▶ _YOUR INSTRUCTIONS_: Copy all entries without alteration and skip the pictures they hold.

▶ _EXCERPTED DATA_:
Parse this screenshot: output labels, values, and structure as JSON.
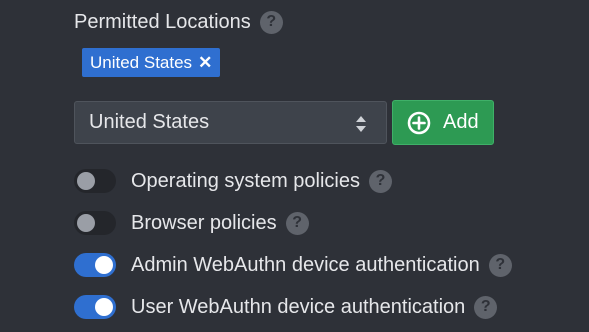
{
  "permitted_locations": {
    "title": "Permitted Locations",
    "help": "?",
    "selected_tags": [
      {
        "label": "United States",
        "remove_glyph": "✕"
      }
    ],
    "select": {
      "value": "United States",
      "icon": "chevron-updown-icon"
    },
    "add_button": {
      "label": "Add",
      "icon": "plus-circle-icon"
    }
  },
  "policies": [
    {
      "label": "Operating system policies",
      "enabled": false,
      "help": "?"
    },
    {
      "label": "Browser policies",
      "enabled": false,
      "help": "?"
    },
    {
      "label": "Admin WebAuthn device authentication",
      "enabled": true,
      "help": "?"
    },
    {
      "label": "User WebAuthn device authentication",
      "enabled": true,
      "help": "?"
    }
  ],
  "colors": {
    "background": "#2e3138",
    "accent_blue": "#2f6fd0",
    "add_green": "#2d9a53",
    "help_grey": "#5f636b"
  }
}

▶ _ANSWER AREA_:
Parse this screenshot: output labels, values, and structure as JSON.
{
  "permitted_locations": {
    "title": "Permitted Locations",
    "help": "?",
    "selected_tags": [
      {
        "label": "United States",
        "remove_glyph": "✕"
      }
    ],
    "select": {
      "value": "United States",
      "icon": "chevron-updown-icon"
    },
    "add_button": {
      "label": "Add",
      "icon": "plus-circle-icon"
    }
  },
  "policies": [
    {
      "label": "Operating system policies",
      "enabled": false,
      "help": "?"
    },
    {
      "label": "Browser policies",
      "enabled": false,
      "help": "?"
    },
    {
      "label": "Admin WebAuthn device authentication",
      "enabled": true,
      "help": "?"
    },
    {
      "label": "User WebAuthn device authentication",
      "enabled": true,
      "help": "?"
    }
  ],
  "colors": {
    "background": "#2e3138",
    "accent_blue": "#2f6fd0",
    "add_green": "#2d9a53",
    "help_grey": "#5f636b"
  }
}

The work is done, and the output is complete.